TogetHER for Health is an advocacy organization that works with partners and other stakeholders to mobilize a global movement to end cervical cancer deaths.

Find out more about its Kizazi Chetu (Kiswahili for “my generation”) campaign.

Integrating Cervical Cancer Prevention Services

PSI along with Marie Stopes International, the International Planned Parenthood Federation, and the Society for Family Health integrated cervical cancer screening and preventive therapy into voluntary FP programs.

Explore best practices from this program.

The Global Initiative Against HPV and Cervical Cancer (GIAHC)

GIAHC aims to empower people, communities, and societies internationally to reduce the disease burden from HPV and cervical cancers through collective engagement, advocacy, collaboration, and education.

Learn more about this exciting initiative.

The HPV infections that can later lead to cervical cancer and precancerous lesions begin developing much earlier. A life-course approach to cervical cancer, as outlined in the figure below, has been utilized in several different contexts. It is included in the recommendations from the WHO to eliminate cervical cancer by 2030. Primary prevention begins during childhood and adolescence, with an HPV vaccine in addition to sexual health education and other health services. Secondary prevention includes screenings and immediate treatment for women in their 30s or older. Finally, tertiary prevention aims to treat women of all ages diagnosed with invasive cancer.

WHO Global strategy to accelerate the elimination of cervical cancer infographic
Global strategy to accelerate the elimination of cervical cancer as a public health problem, WHO, 2020. Go to page 25 of the PDF for an accessible version.

Given the global growth of the older adult population projected in the next 30 years, the importance of sexuality to people as they age, and the right that people have to enjoy a rich and healthy sexual life into old age, it is critical that SRH programs consider this population in their intended audiences and outreach strategies. Holistic health care—providing health services and care for the interrelated aspects of people’s lives at specific life stages and as they age—must include sexual and reproductive health care. 

Want to learn more? Read about TogetHER for Health and PSI’s work and the importance of cervical cancer integration into broader SRH programs in this Q&A with Heather White, executive director, TogetHER for Health; Eva Lathrop, global medical director, PSI; and Guilhermina Tivir, nurse coordinator, PEER Project, PSI.

Brittany Goetsch

Program Officer, Johns Hopkins Center for Communication Programs
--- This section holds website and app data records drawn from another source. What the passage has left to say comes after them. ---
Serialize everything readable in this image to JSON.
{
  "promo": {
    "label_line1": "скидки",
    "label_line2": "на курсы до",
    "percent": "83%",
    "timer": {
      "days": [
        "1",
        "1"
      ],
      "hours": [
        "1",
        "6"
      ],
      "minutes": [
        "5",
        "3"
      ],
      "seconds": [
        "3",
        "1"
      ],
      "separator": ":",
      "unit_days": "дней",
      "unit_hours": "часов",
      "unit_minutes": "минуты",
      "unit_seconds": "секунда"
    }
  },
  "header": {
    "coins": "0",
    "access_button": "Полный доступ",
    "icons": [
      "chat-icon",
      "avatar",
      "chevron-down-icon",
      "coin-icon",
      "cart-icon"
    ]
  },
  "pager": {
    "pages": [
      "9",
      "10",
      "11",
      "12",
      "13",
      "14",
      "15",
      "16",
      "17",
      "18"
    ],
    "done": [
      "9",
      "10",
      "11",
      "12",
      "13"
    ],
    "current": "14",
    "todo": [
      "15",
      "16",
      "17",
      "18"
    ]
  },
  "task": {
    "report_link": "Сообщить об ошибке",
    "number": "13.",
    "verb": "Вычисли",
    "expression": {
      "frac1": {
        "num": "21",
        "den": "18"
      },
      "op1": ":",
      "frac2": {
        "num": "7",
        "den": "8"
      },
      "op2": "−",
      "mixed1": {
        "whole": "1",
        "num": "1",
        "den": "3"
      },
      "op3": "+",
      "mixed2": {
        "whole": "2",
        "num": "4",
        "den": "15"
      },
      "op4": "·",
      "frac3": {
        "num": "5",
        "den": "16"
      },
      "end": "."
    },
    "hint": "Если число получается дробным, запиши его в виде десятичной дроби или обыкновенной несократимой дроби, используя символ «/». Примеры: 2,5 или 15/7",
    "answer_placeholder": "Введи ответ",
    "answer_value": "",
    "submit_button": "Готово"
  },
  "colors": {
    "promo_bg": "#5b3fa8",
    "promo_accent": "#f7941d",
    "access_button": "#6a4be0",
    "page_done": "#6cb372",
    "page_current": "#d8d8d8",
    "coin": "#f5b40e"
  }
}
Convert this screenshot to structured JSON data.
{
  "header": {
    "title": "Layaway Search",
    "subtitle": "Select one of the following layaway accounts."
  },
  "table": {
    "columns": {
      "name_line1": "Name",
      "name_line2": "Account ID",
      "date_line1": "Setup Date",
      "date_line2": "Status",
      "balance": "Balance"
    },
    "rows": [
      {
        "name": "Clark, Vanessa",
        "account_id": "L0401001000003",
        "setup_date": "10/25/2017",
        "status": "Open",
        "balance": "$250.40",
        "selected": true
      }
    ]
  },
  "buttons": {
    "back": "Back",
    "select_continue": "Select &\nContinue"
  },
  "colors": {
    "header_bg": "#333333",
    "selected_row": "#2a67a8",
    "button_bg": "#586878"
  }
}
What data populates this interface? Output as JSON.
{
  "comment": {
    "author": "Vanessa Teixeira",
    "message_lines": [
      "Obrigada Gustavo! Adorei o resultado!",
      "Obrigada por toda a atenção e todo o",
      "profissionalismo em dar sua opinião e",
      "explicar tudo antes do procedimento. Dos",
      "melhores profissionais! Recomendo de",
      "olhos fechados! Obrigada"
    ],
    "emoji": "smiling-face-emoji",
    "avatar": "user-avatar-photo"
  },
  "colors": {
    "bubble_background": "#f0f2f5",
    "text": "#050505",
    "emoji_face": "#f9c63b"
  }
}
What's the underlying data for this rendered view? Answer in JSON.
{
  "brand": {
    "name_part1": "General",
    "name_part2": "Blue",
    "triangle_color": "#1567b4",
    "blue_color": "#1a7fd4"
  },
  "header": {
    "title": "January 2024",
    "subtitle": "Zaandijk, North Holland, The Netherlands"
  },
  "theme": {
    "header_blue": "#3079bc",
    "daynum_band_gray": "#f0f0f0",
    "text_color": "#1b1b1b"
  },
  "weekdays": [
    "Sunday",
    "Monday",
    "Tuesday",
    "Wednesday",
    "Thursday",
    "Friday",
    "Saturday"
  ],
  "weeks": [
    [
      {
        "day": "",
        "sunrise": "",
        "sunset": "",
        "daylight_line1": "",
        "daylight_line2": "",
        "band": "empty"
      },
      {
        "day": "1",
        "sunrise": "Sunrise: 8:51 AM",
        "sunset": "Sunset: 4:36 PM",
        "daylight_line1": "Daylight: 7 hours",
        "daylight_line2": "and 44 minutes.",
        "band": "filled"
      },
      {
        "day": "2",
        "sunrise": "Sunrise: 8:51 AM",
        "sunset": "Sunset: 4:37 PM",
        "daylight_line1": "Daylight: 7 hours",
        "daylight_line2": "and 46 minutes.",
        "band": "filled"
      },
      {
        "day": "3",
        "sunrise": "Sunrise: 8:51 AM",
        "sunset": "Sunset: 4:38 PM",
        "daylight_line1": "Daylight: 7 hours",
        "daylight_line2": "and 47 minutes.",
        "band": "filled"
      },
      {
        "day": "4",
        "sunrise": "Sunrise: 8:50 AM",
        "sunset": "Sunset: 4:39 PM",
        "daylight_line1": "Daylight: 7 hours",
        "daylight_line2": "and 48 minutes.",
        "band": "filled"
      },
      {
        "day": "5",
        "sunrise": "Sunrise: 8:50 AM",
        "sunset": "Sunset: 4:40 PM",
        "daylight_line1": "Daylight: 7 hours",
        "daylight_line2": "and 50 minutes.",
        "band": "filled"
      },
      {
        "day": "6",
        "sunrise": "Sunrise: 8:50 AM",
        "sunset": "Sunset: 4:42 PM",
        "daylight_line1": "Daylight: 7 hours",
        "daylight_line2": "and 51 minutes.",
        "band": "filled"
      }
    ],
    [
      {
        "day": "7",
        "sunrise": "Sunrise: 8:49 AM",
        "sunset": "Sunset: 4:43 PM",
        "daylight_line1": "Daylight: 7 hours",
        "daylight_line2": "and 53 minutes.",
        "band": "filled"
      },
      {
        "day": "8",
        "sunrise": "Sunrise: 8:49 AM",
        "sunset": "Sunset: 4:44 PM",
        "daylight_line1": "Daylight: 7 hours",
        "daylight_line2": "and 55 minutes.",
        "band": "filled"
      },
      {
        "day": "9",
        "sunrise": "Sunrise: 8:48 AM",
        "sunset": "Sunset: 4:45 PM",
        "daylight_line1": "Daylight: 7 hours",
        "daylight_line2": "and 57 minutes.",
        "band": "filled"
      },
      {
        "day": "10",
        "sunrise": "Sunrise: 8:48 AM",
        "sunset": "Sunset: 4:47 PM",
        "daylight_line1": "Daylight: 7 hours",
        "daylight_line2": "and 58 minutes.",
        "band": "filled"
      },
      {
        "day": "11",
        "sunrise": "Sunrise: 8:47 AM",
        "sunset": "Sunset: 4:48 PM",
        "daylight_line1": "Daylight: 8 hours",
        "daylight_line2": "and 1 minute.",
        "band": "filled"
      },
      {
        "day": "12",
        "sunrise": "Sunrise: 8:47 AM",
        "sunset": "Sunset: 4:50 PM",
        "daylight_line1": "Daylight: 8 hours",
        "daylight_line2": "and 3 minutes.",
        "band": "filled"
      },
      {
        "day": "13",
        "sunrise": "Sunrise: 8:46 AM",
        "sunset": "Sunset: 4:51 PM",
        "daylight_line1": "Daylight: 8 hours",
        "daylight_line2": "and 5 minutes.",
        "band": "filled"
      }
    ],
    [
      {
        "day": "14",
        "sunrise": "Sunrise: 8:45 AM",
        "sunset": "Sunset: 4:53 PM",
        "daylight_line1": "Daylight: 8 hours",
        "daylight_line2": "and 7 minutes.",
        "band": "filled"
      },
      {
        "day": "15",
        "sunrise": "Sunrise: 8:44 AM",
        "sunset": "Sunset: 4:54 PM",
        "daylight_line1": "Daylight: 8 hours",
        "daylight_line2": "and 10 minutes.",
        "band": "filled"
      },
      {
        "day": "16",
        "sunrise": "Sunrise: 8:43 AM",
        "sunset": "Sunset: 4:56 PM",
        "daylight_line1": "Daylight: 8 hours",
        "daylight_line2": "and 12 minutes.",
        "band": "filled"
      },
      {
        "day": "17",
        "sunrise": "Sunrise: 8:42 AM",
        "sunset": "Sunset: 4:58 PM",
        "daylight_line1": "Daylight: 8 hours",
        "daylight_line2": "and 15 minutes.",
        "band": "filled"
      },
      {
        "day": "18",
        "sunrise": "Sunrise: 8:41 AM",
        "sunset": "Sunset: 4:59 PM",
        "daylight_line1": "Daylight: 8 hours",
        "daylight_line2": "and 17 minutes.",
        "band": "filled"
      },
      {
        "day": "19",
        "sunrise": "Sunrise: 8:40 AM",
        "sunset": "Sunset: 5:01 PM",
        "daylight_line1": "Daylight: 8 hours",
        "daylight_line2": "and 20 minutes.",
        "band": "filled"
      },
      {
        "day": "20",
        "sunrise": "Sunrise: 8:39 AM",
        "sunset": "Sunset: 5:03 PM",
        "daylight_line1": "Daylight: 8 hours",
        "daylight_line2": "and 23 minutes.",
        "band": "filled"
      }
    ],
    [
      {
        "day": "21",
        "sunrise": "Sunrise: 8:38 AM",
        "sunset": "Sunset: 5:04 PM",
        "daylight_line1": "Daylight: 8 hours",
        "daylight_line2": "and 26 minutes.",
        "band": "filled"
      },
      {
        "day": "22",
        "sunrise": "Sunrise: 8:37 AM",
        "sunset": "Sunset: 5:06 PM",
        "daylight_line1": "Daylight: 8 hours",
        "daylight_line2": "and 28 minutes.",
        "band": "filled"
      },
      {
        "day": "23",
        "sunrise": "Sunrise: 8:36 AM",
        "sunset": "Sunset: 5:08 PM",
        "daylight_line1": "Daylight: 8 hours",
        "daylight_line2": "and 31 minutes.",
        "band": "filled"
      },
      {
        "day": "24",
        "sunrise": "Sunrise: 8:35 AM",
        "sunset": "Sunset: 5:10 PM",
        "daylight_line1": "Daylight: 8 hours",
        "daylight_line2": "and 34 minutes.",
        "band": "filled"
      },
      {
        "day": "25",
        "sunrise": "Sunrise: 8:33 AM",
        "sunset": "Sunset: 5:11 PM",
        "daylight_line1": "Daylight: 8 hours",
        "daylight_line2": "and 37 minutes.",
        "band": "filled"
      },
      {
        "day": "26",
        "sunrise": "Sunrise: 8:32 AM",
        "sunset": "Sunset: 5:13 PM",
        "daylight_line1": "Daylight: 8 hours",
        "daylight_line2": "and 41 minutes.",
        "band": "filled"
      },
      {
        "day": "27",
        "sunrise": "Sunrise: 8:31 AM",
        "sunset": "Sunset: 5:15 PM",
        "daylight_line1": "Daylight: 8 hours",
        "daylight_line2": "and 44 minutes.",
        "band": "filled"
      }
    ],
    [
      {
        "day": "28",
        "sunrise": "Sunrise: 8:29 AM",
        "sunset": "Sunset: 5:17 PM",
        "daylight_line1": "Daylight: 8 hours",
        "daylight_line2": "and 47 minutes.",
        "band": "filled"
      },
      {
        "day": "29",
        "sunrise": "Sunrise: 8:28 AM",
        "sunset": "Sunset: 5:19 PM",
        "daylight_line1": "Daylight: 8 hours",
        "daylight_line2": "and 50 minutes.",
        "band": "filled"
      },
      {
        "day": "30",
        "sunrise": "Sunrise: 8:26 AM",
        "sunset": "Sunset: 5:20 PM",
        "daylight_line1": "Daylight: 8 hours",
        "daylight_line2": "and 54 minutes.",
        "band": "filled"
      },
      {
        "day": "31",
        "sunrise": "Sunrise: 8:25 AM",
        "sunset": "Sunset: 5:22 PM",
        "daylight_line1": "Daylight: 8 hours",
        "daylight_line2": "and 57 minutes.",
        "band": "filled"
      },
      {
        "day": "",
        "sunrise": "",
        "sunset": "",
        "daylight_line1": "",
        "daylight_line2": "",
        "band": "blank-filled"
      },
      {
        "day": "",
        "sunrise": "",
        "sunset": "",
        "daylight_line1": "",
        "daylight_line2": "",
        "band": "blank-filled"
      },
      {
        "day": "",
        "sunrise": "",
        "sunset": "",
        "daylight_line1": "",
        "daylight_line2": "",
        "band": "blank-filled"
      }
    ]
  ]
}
Brittany Goetsch is a Program Officer at the Johns Hopkins Center for Communication Programs. She supports field programs, content creation, and knowledge management partnership activities. Her experience includes developing educational curriculum, training health and education professionals, designing strategic health plans, and managing large-scale community outreach events. She received her Bachelor of Arts in Political Science from The American University. She also holds a Master of Public Health in Global Health and a Masters of Arts in Latin American and Hemispheric Studies from The George Washington University.